* [What you need to do] All of the entries must be duplicated exactly.

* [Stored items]
=== Section Start ===

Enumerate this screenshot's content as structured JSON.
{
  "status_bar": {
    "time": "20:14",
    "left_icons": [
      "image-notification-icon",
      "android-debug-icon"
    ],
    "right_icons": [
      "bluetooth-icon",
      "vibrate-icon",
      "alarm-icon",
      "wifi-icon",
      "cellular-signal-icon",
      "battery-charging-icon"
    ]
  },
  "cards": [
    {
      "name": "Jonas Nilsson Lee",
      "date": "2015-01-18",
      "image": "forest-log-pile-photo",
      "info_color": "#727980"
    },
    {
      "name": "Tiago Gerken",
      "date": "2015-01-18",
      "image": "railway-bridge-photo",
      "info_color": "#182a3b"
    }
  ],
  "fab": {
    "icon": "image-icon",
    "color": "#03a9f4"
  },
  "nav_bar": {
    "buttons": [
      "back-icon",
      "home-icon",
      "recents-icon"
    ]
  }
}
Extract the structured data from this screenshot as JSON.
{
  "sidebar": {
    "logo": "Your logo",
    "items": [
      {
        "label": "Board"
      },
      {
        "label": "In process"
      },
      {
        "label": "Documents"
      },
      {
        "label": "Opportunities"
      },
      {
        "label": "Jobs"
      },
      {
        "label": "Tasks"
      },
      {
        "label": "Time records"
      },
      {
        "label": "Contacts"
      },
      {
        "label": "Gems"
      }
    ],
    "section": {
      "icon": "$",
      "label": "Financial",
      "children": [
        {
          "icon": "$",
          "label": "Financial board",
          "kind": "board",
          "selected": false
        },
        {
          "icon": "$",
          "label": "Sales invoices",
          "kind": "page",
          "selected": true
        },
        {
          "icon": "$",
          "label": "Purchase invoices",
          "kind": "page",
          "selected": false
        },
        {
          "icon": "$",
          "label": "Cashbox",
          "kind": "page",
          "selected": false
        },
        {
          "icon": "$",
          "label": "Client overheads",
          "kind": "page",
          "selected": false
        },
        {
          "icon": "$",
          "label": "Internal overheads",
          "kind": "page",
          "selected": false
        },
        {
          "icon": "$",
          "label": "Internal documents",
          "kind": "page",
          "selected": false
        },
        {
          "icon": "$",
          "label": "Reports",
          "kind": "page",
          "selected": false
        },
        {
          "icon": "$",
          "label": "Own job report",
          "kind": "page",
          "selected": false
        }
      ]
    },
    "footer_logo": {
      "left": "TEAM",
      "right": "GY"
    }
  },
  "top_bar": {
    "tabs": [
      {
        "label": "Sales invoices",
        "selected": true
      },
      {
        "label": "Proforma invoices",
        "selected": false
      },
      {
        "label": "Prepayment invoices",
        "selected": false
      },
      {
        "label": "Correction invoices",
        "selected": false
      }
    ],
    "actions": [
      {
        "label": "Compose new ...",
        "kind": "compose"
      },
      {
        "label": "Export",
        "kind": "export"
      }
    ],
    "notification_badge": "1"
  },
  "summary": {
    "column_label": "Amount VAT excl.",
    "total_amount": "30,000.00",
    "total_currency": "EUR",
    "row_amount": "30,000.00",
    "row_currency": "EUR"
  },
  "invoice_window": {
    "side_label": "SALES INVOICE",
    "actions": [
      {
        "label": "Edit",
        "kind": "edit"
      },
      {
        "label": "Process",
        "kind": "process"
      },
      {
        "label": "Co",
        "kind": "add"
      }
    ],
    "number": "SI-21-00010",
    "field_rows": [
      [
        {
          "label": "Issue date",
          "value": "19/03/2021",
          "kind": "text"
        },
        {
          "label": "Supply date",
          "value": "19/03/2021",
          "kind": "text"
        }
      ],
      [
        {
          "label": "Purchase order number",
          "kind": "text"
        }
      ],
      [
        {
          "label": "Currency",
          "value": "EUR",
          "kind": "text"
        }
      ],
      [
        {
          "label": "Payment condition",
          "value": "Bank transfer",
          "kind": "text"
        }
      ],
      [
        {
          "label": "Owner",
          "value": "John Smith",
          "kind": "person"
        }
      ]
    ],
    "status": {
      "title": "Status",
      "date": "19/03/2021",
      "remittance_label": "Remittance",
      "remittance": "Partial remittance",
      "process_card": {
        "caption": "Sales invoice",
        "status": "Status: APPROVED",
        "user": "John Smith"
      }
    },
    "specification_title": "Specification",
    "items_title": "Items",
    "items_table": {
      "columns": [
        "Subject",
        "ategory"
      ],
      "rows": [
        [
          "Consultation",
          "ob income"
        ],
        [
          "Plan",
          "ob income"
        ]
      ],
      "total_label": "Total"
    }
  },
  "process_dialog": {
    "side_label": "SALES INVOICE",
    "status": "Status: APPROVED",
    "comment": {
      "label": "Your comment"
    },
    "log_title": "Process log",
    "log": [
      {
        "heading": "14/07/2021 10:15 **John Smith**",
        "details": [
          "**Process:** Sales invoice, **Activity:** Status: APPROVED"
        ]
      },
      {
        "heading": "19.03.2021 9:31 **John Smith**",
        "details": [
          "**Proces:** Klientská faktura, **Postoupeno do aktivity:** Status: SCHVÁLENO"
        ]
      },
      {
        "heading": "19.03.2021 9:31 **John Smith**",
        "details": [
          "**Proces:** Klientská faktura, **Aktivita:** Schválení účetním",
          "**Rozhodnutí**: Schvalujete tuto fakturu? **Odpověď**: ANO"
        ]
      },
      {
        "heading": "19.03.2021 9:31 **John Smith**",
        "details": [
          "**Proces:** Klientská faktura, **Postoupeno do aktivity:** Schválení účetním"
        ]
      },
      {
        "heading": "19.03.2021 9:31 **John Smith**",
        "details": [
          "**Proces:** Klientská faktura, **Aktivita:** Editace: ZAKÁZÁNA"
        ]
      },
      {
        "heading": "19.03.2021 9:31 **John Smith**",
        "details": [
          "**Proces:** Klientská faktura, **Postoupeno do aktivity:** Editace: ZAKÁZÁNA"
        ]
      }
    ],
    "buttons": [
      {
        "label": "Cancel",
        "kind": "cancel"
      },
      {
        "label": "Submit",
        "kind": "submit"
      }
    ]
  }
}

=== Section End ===

* [Expected answer]
Enumerate this screenshot's content as structured JSON.
{
  "status_bar": {
    "time": "20:14",
    "left_icons": [
      "image-notification-icon",
      "android-debug-icon"
    ],
    "right_icons": [
      "bluetooth-icon",
      "vibrate-icon",
      "alarm-icon",
      "wifi-icon",
      "cellular-signal-icon",
      "battery-charging-icon"
    ]
  },
  "cards": [
    {
      "name": "Jonas Nilsson Lee",
      "date": "2015-01-18",
      "image": "forest-log-pile-photo",
      "info_color": "#727980"
    },
    {
      "name": "Tiago Gerken",
      "date": "2015-01-18",
      "image": "railway-bridge-photo",
      "info_color": "#182a3b"
    }
  ],
  "fab": {
    "icon": "image-icon",
    "color": "#03a9f4"
  },
  "nav_bar": {
    "buttons": [
      "back-icon",
      "home-icon",
      "recents-icon"
    ]
  }
}
Extract the structured data from this screenshot as JSON.
{
  "sidebar": {
    "logo": "Your logo",
    "items": [
      {
        "label": "Board"
      },
      {
        "label": "In process"
      },
      {
        "label": "Documents"
      },
      {
        "label": "Opportunities"
      },
      {
        "label": "Jobs"
      },
      {
        "label": "Tasks"
      },
      {
        "label": "Time records"
      },
      {
        "label": "Contacts"
      },
      {
        "label": "Gems"
      }
    ],
    "section": {
      "icon": "$",
      "label": "Financial",
      "children": [
        {
          "icon": "$",
          "label": "Financial board",
          "kind": "board",
          "selected": false
        },
        {
          "icon": "$",
          "label": "Sales invoices",
          "kind": "page",
          "selected": true
        },
        {
          "icon": "$",
          "label": "Purchase invoices",
          "kind": "page",
          "selected": false
        },
        {
          "icon": "$",
          "label": "Cashbox",
          "kind": "page",
          "selected": false
        },
        {
          "icon": "$",
          "label": "Client overheads",
          "kind": "page",
          "selected": false
        },
        {
          "icon": "$",
          "label": "Internal overheads",
          "kind": "page",
          "selected": false
        },
        {
          "icon": "$",
          "label": "Internal documents",
          "kind": "page",
          "selected": false
        },
        {
          "icon": "$",
          "label": "Reports",
          "kind": "page",
          "selected": false
        },
        {
          "icon": "$",
          "label": "Own job report",
          "kind": "page",
          "selected": false
        }
      ]
    },
    "footer_logo": {
      "left": "TEAM",
      "right": "GY"
    }
  },
  "top_bar": {
    "tabs": [
      {
        "label": "Sales invoices",
        "selected": true
      },
      {
        "label": "Proforma invoices",
        "selected": false
      },
      {
        "label": "Prepayment invoices",
        "selected": false
      },
      {
        "label": "Correction invoices",
        "selected": false
      }
    ],
    "actions": [
      {
        "label": "Compose new ...",
        "kind": "compose"
      },
      {
        "label": "Export",
        "kind": "export"
      }
    ],
    "notification_badge": "1"
  },
  "summary": {
    "column_label": "Amount VAT excl.",
    "total_amount": "30,000.00",
    "total_currency": "EUR",
    "row_amount": "30,000.00",
    "row_currency": "EUR"
  },
  "invoice_window": {
    "side_label": "SALES INVOICE",
    "actions": [
      {
        "label": "Edit",
        "kind": "edit"
      },
      {
        "label": "Process",
        "kind": "process"
      },
      {
        "label": "Co",
        "kind": "add"
      }
    ],
    "number": "SI-21-00010",
    "field_rows": [
      [
        {
          "label": "Issue date",
          "value": "19/03/2021",
          "kind": "text"
        },
        {
          "label": "Supply date",
          "value": "19/03/2021",
          "kind": "text"
        }
      ],
      [
        {
          "label": "Purchase order number",
          "kind": "text"
        }
      ],
      [
        {
          "label": "Currency",
          "value": "EUR",
          "kind": "text"
        }
      ],
      [
        {
          "label": "Payment condition",
          "value": "Bank transfer",
          "kind": "text"
        }
      ],
      [
        {
          "label": "Owner",
          "value": "John Smith",
          "kind": "person"
        }
      ]
    ],
    "status": {
      "title": "Status",
      "date": "19/03/2021",
      "remittance_label": "Remittance",
      "remittance": "Partial remittance",
      "process_card": {
        "caption": "Sales invoice",
        "status": "Status: APPROVED",
        "user": "John Smith"
      }
    },
    "specification_title": "Specification",
    "items_title": "Items",
    "items_table": {
      "columns": [
        "Subject",
        "ategory"
      ],
      "rows": [
        [
          "Consultation",
          "ob income"
        ],
        [
          "Plan",
          "ob income"
        ]
      ],
      "total_label": "Total"
    }
  },
  "process_dialog": {
    "side_label": "SALES INVOICE",
    "status": "Status: APPROVED",
    "comment": {
      "label": "Your comment"
    },
    "log_title": "Process log",
    "log": [
      {
        "heading": "14/07/2021 10:15 **John Smith**",
        "details": [
          "**Process:** Sales invoice, **Activity:** Status: APPROVED"
        ]
      },
      {
        "heading": "19.03.2021 9:31 **John Smith**",
        "details": [
          "**Proces:** Klientská faktura, **Postoupeno do aktivity:** Status: SCHVÁLENO"
        ]
      },
      {
        "heading": "19.03.2021 9:31 **John Smith**",
        "details": [
          "**Proces:** Klientská faktura, **Aktivita:** Schválení účetním",
          "**Rozhodnutí**: Schvalujete tuto fakturu? **Odpověď**: ANO"
        ]
      },
      {
        "heading": "19.03.2021 9:31 **John Smith**",
        "details": [
          "**Proces:** Klientská faktura, **Postoupeno do aktivity:** Schválení účetním"
        ]
      },
      {
        "heading": "19.03.2021 9:31 **John Smith**",
        "details": [
          "**Proces:** Klientská faktura, **Aktivita:** Editace: ZAKÁZÁNA"
        ]
      },
      {
        "heading": "19.03.2021 9:31 **John Smith**",
        "details": [
          "**Proces:** Klientská faktura, **Postoupeno do aktivity:** Editace: ZAKÁZÁNA"
        ]
      }
    ],
    "buttons": [
      {
        "label": "Cancel",
        "kind": "cancel"
      },
      {
        "label": "Submit",
        "kind": "submit"
      }
    ]
  }
}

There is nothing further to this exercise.